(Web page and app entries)
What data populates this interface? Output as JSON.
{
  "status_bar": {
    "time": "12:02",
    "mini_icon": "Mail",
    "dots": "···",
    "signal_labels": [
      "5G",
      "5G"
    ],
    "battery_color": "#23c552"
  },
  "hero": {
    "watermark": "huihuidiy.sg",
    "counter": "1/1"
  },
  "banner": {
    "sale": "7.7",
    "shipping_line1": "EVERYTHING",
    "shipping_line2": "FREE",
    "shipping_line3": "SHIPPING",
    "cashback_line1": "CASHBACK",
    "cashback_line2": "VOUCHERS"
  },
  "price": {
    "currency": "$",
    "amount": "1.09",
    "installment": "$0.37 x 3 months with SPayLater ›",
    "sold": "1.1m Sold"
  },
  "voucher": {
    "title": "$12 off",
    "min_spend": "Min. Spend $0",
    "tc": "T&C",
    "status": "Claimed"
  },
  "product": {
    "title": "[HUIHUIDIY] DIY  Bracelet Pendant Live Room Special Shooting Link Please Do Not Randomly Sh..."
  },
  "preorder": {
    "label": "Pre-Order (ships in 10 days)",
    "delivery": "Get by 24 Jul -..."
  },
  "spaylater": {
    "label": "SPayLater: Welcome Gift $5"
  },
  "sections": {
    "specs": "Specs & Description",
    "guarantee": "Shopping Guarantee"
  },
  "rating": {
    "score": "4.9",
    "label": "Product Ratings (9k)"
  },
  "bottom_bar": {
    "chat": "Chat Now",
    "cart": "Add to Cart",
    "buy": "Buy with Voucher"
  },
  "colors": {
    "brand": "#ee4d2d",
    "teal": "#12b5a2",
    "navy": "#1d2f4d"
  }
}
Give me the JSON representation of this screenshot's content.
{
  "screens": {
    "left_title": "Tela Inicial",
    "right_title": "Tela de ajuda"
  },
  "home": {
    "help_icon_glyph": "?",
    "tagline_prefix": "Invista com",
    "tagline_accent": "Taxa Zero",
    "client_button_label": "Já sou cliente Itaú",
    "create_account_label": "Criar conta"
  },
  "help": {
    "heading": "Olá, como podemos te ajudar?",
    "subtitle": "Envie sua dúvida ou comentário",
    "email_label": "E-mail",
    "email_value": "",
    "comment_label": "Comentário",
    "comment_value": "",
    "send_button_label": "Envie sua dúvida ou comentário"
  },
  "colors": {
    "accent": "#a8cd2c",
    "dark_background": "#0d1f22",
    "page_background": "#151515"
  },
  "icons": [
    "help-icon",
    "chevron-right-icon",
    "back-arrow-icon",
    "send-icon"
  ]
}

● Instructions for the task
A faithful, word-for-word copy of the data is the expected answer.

● Exercise solution
What data populates this interface? Output as JSON.
{
  "status_bar": {
    "time": "12:02",
    "mini_icon": "Mail",
    "dots": "···",
    "signal_labels": [
      "5G",
      "5G"
    ],
    "battery_color": "#23c552"
  },
  "hero": {
    "watermark": "huihuidiy.sg",
    "counter": "1/1"
  },
  "banner": {
    "sale": "7.7",
    "shipping_line1": "EVERYTHING",
    "shipping_line2": "FREE",
    "shipping_line3": "SHIPPING",
    "cashback_line1": "CASHBACK",
    "cashback_line2": "VOUCHERS"
  },
  "price": {
    "currency": "$",
    "amount": "1.09",
    "installment": "$0.37 x 3 months with SPayLater ›",
    "sold": "1.1m Sold"
  },
  "voucher": {
    "title": "$12 off",
    "min_spend": "Min. Spend $0",
    "tc": "T&C",
    "status": "Claimed"
  },
  "product": {
    "title": "[HUIHUIDIY] DIY  Bracelet Pendant Live Room Special Shooting Link Please Do Not Randomly Sh..."
  },
  "preorder": {
    "label": "Pre-Order (ships in 10 days)",
    "delivery": "Get by 24 Jul -..."
  },
  "spaylater": {
    "label": "SPayLater: Welcome Gift $5"
  },
  "sections": {
    "specs": "Specs & Description",
    "guarantee": "Shopping Guarantee"
  },
  "rating": {
    "score": "4.9",
    "label": "Product Ratings (9k)"
  },
  "bottom_bar": {
    "chat": "Chat Now",
    "cart": "Add to Cart",
    "buy": "Buy with Voucher"
  },
  "colors": {
    "brand": "#ee4d2d",
    "teal": "#12b5a2",
    "navy": "#1d2f4d"
  }
}
Give me the JSON representation of this screenshot's content.
{
  "screens": {
    "left_title": "Tela Inicial",
    "right_title": "Tela de ajuda"
  },
  "home": {
    "help_icon_glyph": "?",
    "tagline_prefix": "Invista com",
    "tagline_accent": "Taxa Zero",
    "client_button_label": "Já sou cliente Itaú",
    "create_account_label": "Criar conta"
  },
  "help": {
    "heading": "Olá, como podemos te ajudar?",
    "subtitle": "Envie sua dúvida ou comentário",
    "email_label": "E-mail",
    "email_value": "",
    "comment_label": "Comentário",
    "comment_value": "",
    "send_button_label": "Envie sua dúvida ou comentário"
  },
  "colors": {
    "accent": "#a8cd2c",
    "dark_background": "#0d1f22",
    "page_background": "#151515"
  },
  "icons": [
    "help-icon",
    "chevron-right-icon",
    "back-arrow-icon",
    "send-icon"
  ]
}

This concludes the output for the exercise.